Consider any path from (0,0) to (m,m) which does not go above diagonal. If we add (n-m) horizontal step to this path it will still gives us a path from (0,0) to (n,m) which does not go above diagonal. Conversely, any such path can be represented as a path from (0,0) to (m,m) with (n-m) horizontal steps added to it. Now number of ways in which you can add (n-m) horizontal steps to a path having m horizontal steps and m vertical steps is nCm. We also know that paths from (0,0) to (m,m) which does not go above diagonal are given by well known Catalan number C_m. So total number of paths = nCm * C_m. So I think the answer should be: (nCm)*(2mCm) /(m+1)

ReplyDeletesecond has a classic solution using bijection principle..!! read it in a book

ReplyDelete1. C(8,3)

ReplyDelete2. C(8,3) - C(8,2).

Explanations for 2: flip every step after the first "up" arrow that goes across the diagonal, you will get a bijection to another problem where you will have a 6*2 board, whose solution is C(8,2). Subtract them out is the solution to the original problem.

Details please see: http://en.wikipedia.org/wiki/Catalan_number#Second_proof

ans=56,
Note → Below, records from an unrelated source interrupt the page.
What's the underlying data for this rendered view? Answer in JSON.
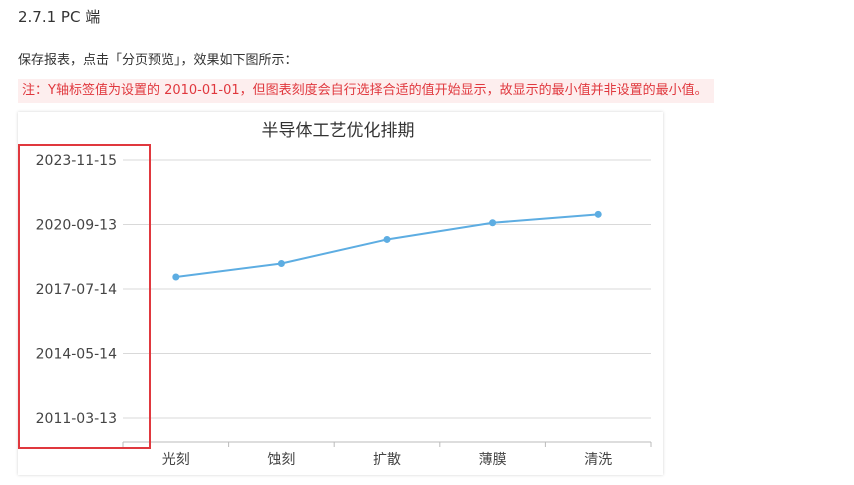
{
  "section_title": "2.7.1 PC 端",
  "description": "保存报表，点击「分页预览」，效果如下图所示：",
  "note": "注：Y轴标签值为设置的 2010-01-01，但图表刻度会自行选择合适的值开始显示，故显示的最小值并非设置的最小值。",
  "colors": {
    "line": "#5dade2",
    "grid": "#d9d9d9",
    "highlight_frame": "#e0383e",
    "note_text": "#e0383e",
    "note_bg": "#fdeeee"
  },
  "chart_data": {
    "type": "line",
    "title": "半导体工艺优化排期",
    "categories": [
      "光刻",
      "蚀刻",
      "扩散",
      "薄膜",
      "清洗"
    ],
    "values": [
      "2018-02-15",
      "2018-10-15",
      "2019-12-20",
      "2020-10-15",
      "2021-03-15"
    ],
    "y_ticks": [
      "2011-03-13",
      "2014-05-14",
      "2017-07-14",
      "2020-09-13",
      "2023-11-15"
    ],
    "ylim": [
      "2010-01-01",
      "2023-11-15"
    ],
    "grid": true,
    "legend": "none"
  }
}
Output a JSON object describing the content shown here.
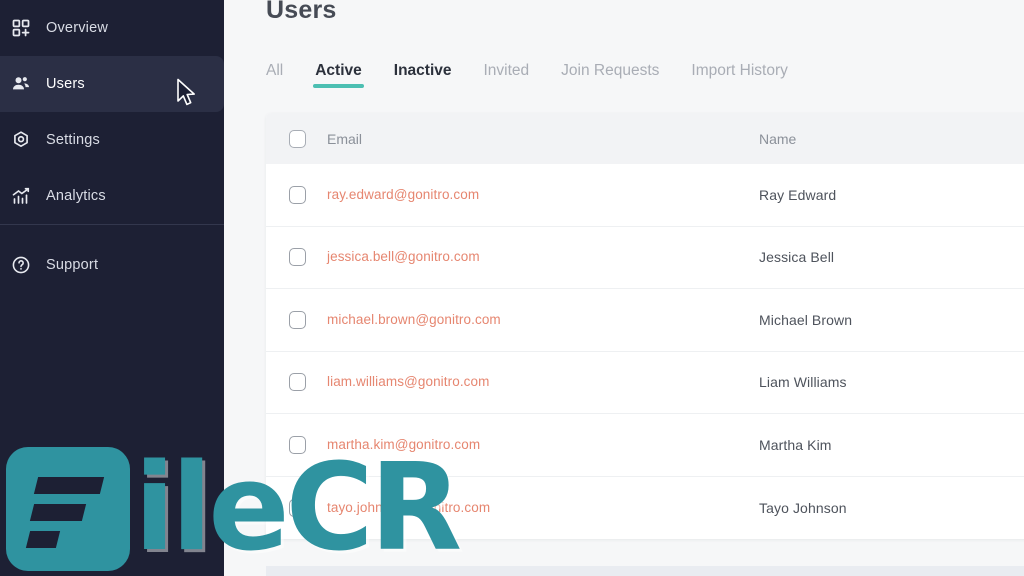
{
  "sidebar": {
    "items": [
      {
        "label": "Overview",
        "icon": "grid-plus-icon",
        "active": false
      },
      {
        "label": "Users",
        "icon": "users-icon",
        "active": true
      },
      {
        "label": "Settings",
        "icon": "gear-icon",
        "active": false
      },
      {
        "label": "Analytics",
        "icon": "chart-icon",
        "active": false
      }
    ],
    "support": {
      "label": "Support",
      "icon": "help-circle-icon"
    },
    "background_color": "#1d2034",
    "active_background_color": "#2b2f45"
  },
  "main": {
    "page_title": "Users",
    "tabs": [
      {
        "label": "All",
        "state": "inactive"
      },
      {
        "label": "Active",
        "state": "selected"
      },
      {
        "label": "Inactive",
        "state": "strong"
      },
      {
        "label": "Invited",
        "state": "inactive"
      },
      {
        "label": "Join Requests",
        "state": "inactive"
      },
      {
        "label": "Import History",
        "state": "inactive"
      }
    ],
    "tab_accent_color": "#4cbfb2",
    "table": {
      "columns": [
        "Email",
        "Name"
      ],
      "select_all_checked": false,
      "email_link_color": "#e68670",
      "rows": [
        {
          "email": "ray.edward@gonitro.com",
          "name": "Ray Edward",
          "checked": false
        },
        {
          "email": "jessica.bell@gonitro.com",
          "name": "Jessica Bell",
          "checked": false
        },
        {
          "email": "michael.brown@gonitro.com",
          "name": "Michael Brown",
          "checked": false
        },
        {
          "email": "liam.williams@gonitro.com",
          "name": "Liam Williams",
          "checked": false
        },
        {
          "email": "martha.kim@gonitro.com",
          "name": "Martha Kim",
          "checked": false
        },
        {
          "email": "tayo.johnson@gonitro.com",
          "name": "Tayo Johnson",
          "checked": false
        }
      ]
    }
  },
  "watermark": {
    "text": "ileCR",
    "color": "#2f93a0"
  }
}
ReplyDeletein quardinate geometry for (5,3) total moves in x direction is 5 and in y direction 3.

total path is =[ factorial(5+3) ] / [ fac(5) * fac(3) ] = 56

for the first part of question -

ReplyDeleteif you want to go from (0,0) to (n,m) [n horizontal moves and m vertical moves]

we can arrange n 'H' and m 'V' by ((n+m)! / (n)! * (m)!)

here n = 5 and m = 3 so ans is 8C3 = 56

Second part-

We don't want to cross diagonal (0,0) to (3,3) here. In this case we count the faulty cases, where we are crossing that diagonal and remove this from total ((n+m)Cm) to get required answer.

to get faulty cases , we can observe whenever we cross (0,0)->(3,3) diagonal , path will touch or cross diagonal (-1,0)->(2,3).

Now take a part of path ((0,0) to first cut on the diagonal(-1,0)->(2,3)) and reflect it with respect to diagonal (-1,0)->(2,3) . by doing all this, we can observe point (0,0) will map to (-1,-1) and each path from (0,0) to (5,3) will have a corresponding path from (-1,-1) to (5,3)

so faulty cases = number of paths from (-1,-1) to (5,3) is 10C4 (ANSWER)

Please ignore my previous answer.

ReplyDeletefor the first part of question -

if you want to go from (0,0) to (n,m) [n horizontal moves and m vertical moves]

we can arrange n 'H' and m 'V' by ((n+m)! / (n)! * (m)!)

here n = 5 and m = 3 so ans is 8C3 = 56

Second part-

We don't want to cross diagonal (0,0) to (3,3) here. In this case we count the faulty cases, where we are crossing that diagonal and remove this from total ((n+m)Cm) to get required answer.

to get faulty cases , we can observe whenever we cross (0,0)->(3,3) diagonal , path will touch or cross diagonal (-1,0)->(2,3).

Now take a part of path ((0,0) to first cut on the diagonal(-1,0)->(2,3)) and reflect it with respect to diagonal (-1,0)->(2,3) . by doing all this, we can observe point (0,0) will map to (-1,1) and each path from (0,0) to (5,3) will have a corresponding path from (-1,1) to (5,3)

so faulty cases = number of paths from (-1,1) to (5,3) is 8C2

ANSWER = total - faulty = 8C3 - 8C2

By this approach you can find number of paths even for any kind of restricting path like same problem with barrier (0,0) -> (2,2) instead of (0,0) -> (3,3)